Recently I have been working in the renewable energy field and two pieces of insight highlighted two key mistakes that innovators, but particularly engineering and science based start-ups, are prone to making.
Mistake 1: talking to the market after key design elements have already been locked down.
Mistake 2: failing to consider the economic envelope in which their innovation needs to perform.
The first insight we received from several market participants, in multiple geographies, was that the product in question would need to payback in under 7 years. The reason for this was that each of them had previously tried to play in the segment and had been burnt by products that failed to live up to their production and economic claims. Consequently, potential adopters wanted something that came with a lower risk economic profile. The line that was drawn in the sand was that it must have a payback below that of a comparable substitute technology that was well established and had a payback of around 8-9 years. It is important to note that whatever the hurdle rate to be successful, the technology in question must be able to achieve this without reliance on incentives or subsidies (these should just be cream on top) due to the unstable nature of government policy.
Price elasticity of the segment
The second insight related to the price elasticity of the market. We were told that no matter how much better the new product was compared to the existing direct competition -or substitute technology- there was an implied capital ceiling that buyers would pay for such a product, beyond which the number of buyers would reduce dramatically. For example, even if product A gave 2x or 3x more output than product B, customers would never pay more than £YK (~ 20% greater than the price of product B) for a product, no matter how better it looked or how better it performed. So potential channel partners took this implied market ceiling as their starting point and then looked at what margin they would need given their cost of sale and likely sales volume (which was ~20% of Y) and said you need to sell us the new product at £0.8YK.
The new challenge
Therefore, the engineering challenge is now not solely how do I get x output or x% increase in output compared to existing products to give me an improved cost per unit of measurement. But how do I do this within the envelope of the key economic performance indicators used by those who have the ability to adopt my technology at scale (e.g. payback in under 7 years) and below the perceived maximum capital budget that the market deems as value for that size/type of product.
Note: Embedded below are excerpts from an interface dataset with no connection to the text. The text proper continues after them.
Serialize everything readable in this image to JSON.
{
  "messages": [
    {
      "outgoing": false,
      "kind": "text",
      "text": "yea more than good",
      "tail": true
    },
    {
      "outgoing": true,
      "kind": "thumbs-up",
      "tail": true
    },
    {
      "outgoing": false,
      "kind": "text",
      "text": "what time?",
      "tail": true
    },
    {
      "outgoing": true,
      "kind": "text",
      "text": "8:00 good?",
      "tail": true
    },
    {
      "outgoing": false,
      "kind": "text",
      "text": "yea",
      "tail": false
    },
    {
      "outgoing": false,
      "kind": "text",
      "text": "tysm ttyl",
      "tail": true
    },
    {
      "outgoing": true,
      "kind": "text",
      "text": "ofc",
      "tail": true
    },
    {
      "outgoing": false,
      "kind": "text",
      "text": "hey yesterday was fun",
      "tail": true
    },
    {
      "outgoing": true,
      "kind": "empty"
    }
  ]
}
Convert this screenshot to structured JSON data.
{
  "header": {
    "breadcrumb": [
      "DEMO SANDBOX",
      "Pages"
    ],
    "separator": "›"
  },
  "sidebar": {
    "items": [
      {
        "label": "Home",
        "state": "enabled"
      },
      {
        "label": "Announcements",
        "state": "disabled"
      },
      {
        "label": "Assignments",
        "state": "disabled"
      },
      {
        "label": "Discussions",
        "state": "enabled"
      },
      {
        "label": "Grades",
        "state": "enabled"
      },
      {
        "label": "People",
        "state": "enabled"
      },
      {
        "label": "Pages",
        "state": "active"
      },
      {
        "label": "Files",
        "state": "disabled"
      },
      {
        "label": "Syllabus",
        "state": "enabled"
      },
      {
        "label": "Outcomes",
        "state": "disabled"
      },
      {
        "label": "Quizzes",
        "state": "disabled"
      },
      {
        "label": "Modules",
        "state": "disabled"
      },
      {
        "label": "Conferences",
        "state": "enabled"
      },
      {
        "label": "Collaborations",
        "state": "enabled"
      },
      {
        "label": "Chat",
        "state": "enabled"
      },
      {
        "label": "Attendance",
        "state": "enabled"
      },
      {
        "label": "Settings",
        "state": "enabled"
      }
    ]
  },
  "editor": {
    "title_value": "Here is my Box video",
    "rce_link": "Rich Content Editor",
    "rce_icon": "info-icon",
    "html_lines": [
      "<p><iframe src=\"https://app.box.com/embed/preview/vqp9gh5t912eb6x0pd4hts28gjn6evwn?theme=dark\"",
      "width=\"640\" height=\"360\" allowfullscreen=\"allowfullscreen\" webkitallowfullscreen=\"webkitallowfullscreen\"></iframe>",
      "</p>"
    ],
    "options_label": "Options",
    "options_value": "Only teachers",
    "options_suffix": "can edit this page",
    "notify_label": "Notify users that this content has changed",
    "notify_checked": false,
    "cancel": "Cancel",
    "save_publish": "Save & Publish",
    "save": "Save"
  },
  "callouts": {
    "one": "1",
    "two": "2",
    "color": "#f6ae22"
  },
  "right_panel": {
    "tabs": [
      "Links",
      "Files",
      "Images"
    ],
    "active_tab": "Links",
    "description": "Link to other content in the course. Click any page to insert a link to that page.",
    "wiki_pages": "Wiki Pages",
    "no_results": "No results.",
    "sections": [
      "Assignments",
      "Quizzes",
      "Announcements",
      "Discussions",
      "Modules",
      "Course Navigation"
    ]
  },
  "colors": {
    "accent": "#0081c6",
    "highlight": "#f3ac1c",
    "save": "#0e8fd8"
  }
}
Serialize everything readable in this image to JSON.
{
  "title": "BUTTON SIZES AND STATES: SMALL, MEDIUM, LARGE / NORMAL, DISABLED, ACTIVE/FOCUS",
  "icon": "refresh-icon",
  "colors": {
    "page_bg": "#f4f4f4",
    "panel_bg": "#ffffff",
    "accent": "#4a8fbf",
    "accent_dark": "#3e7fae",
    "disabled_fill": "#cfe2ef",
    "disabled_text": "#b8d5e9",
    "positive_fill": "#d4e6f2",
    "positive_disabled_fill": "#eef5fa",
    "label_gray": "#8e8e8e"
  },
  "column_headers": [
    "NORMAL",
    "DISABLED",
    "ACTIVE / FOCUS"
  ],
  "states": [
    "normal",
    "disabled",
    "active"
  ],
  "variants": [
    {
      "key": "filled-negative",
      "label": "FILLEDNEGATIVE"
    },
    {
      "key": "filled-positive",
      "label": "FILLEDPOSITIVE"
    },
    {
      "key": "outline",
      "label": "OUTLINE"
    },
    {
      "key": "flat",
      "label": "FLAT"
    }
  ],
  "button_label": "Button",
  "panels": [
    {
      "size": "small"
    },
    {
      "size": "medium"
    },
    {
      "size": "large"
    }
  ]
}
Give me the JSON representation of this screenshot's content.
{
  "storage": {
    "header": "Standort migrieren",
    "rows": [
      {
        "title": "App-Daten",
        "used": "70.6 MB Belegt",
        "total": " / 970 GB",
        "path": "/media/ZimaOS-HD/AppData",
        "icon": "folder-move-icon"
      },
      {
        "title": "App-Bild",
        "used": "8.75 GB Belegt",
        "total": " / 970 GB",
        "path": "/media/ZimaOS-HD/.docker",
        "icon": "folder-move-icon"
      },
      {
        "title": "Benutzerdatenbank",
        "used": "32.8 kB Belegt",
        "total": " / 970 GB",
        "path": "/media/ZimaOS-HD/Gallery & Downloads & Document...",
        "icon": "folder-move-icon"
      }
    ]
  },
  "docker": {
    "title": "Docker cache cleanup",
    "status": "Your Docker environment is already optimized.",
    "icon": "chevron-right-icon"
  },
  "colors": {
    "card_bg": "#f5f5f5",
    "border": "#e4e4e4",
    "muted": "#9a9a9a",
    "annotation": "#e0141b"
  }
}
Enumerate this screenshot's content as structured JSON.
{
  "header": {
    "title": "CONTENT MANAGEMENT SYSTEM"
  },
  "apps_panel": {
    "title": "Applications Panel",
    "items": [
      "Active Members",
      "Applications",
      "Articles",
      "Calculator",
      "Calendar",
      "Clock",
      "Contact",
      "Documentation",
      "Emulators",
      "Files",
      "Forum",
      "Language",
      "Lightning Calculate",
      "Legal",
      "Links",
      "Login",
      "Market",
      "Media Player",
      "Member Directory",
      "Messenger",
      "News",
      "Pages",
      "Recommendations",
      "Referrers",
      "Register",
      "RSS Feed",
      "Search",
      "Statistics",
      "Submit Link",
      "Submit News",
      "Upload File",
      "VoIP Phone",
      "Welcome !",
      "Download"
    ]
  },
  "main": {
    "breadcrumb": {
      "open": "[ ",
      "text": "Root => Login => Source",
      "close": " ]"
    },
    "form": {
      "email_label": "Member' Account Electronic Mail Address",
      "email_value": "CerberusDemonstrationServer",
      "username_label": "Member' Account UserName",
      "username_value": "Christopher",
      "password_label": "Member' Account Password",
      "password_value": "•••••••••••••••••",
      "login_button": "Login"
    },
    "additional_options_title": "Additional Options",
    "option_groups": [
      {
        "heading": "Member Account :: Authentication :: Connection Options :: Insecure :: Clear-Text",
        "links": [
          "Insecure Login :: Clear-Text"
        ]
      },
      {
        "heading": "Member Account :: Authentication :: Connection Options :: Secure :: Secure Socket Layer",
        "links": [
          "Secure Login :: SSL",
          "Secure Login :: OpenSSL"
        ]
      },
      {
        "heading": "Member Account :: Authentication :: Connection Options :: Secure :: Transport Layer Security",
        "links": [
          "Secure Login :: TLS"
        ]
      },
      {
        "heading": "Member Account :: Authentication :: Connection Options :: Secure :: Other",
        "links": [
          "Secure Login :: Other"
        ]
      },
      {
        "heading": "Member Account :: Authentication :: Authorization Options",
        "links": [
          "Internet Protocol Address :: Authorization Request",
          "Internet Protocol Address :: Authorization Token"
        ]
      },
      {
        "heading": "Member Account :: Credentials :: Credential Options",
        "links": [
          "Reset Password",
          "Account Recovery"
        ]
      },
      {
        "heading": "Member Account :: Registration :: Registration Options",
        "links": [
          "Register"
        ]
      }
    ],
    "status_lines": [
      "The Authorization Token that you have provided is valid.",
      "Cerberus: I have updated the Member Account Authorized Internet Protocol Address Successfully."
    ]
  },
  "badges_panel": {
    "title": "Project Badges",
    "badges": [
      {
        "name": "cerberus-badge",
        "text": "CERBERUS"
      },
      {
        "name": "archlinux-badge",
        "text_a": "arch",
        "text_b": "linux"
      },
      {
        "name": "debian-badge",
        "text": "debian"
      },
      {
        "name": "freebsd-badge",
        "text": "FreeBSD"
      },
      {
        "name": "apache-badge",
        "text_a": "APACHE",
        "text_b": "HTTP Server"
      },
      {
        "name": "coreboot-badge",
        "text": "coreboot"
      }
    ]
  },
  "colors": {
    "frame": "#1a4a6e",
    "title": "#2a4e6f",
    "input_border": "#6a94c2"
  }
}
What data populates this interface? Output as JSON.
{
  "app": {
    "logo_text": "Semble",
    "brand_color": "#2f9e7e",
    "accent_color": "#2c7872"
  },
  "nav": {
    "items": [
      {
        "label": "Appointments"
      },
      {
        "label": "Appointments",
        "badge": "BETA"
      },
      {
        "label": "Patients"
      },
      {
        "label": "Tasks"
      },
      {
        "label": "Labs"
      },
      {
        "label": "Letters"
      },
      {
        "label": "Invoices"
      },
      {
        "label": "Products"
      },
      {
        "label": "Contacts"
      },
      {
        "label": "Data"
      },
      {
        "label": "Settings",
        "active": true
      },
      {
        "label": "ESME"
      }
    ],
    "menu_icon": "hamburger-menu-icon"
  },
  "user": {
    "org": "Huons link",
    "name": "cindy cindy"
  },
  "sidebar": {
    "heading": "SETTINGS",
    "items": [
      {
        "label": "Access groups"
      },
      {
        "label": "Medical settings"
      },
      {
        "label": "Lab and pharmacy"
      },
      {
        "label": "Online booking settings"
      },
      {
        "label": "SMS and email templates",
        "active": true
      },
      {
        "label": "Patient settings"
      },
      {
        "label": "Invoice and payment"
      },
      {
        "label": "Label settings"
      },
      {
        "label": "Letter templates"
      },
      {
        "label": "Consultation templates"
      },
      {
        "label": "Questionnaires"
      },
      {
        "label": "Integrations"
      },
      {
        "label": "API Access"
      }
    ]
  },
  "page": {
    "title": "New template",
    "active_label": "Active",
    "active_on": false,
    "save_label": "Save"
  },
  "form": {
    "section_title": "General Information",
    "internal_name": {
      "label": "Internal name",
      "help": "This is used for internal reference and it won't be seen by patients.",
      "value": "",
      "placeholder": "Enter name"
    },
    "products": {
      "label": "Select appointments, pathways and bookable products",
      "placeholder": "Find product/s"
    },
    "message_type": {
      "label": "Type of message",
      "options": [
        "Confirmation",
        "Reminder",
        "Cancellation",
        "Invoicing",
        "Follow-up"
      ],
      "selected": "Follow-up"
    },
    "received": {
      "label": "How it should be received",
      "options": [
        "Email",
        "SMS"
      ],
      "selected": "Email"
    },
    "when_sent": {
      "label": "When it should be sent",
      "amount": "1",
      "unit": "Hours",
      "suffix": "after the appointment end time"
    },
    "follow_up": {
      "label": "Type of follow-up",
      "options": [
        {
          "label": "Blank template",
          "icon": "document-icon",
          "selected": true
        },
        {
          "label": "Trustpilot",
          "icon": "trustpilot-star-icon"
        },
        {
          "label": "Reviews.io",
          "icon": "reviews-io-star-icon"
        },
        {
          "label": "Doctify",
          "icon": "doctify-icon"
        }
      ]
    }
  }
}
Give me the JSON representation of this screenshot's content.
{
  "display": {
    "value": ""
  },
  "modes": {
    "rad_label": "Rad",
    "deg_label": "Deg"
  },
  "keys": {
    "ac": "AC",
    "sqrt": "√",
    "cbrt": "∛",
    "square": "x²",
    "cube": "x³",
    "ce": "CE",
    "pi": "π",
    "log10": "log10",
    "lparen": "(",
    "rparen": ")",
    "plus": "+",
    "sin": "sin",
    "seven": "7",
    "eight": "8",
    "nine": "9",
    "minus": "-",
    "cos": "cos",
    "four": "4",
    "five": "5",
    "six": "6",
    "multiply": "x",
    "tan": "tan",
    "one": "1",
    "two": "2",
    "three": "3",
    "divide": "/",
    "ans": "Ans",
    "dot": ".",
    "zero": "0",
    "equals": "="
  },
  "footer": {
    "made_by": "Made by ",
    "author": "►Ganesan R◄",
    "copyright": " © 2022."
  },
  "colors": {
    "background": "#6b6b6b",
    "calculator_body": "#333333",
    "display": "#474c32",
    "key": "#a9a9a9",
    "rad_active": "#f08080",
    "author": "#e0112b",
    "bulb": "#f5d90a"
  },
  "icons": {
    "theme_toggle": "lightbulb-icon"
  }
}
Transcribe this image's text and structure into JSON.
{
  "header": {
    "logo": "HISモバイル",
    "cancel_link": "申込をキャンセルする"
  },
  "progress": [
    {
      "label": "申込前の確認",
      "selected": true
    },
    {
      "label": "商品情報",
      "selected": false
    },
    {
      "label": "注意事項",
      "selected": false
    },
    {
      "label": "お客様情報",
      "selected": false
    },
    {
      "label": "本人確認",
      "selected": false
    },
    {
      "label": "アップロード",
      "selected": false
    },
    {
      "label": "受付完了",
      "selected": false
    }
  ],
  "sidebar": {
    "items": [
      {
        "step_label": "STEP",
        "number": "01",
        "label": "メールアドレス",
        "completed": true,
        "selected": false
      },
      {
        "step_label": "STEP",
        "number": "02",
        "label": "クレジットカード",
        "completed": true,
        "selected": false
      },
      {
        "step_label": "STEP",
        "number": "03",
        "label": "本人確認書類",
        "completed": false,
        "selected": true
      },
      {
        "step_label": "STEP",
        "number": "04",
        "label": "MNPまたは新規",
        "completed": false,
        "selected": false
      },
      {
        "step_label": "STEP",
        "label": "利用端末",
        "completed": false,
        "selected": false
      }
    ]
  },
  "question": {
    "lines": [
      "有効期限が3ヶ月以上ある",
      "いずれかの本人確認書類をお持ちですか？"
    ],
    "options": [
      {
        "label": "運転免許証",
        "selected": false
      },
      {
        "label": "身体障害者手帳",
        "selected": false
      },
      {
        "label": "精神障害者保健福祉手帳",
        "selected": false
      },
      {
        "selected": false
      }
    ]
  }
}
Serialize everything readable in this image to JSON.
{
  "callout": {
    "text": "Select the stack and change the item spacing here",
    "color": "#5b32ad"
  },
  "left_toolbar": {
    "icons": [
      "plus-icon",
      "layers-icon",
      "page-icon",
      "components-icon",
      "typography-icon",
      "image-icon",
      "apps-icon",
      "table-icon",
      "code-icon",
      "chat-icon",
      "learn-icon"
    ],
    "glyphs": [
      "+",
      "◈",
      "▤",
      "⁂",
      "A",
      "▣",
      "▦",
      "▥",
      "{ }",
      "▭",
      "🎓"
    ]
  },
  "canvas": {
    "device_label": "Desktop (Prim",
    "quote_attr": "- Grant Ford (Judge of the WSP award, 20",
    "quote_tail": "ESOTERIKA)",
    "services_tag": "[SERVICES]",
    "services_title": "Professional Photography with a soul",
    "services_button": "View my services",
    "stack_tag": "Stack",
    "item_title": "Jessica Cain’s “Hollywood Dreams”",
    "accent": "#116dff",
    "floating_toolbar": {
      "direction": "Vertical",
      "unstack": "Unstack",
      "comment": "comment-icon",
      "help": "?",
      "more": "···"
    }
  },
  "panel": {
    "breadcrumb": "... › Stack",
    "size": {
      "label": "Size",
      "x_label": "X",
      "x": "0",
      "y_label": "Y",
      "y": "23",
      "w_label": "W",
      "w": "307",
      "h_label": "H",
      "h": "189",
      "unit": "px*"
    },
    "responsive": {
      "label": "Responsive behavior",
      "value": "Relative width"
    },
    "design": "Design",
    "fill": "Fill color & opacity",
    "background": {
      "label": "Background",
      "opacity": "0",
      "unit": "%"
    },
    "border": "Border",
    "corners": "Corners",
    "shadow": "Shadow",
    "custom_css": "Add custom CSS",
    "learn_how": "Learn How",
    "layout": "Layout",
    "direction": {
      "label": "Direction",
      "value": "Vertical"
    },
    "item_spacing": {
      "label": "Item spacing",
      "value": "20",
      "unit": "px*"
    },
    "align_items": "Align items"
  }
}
If you are able to engineer a solution backwards from these constraints, then you potentially have a winning proposition that can dominate a market. The obvious inference here also, is that this is as much a supply chain challenge as an engineering design one. And this does not remove the need to have improved performance compared to competition or to address any aesthetics challenges that existing products may have, these too need to be overcome in the design.
Bringing the market into the design stage
So then, comes the question, how do you know what is the economic performance and capital budget envelope within which you need to play? The answer is simple, speak to the market from a very early design stage and find out what needs to be true economically for them to adopt your product at scale. The challenge here, and one which Christiansen identifies in The Innovator’s Dilemma, is identifying the right people to speak to who will give you the correct insight. By developing an ideal profile of who likely adopters of your technology may be, and what an evangelistic adopter might look like, you can mitigate this risk of false insight.
The key at this early stage is not to lock down your design, supply chain or revenue model until you know they enable you to meet these key metrics or until you can show a route to these (e.g. via economies of scale that potential customers could deliver).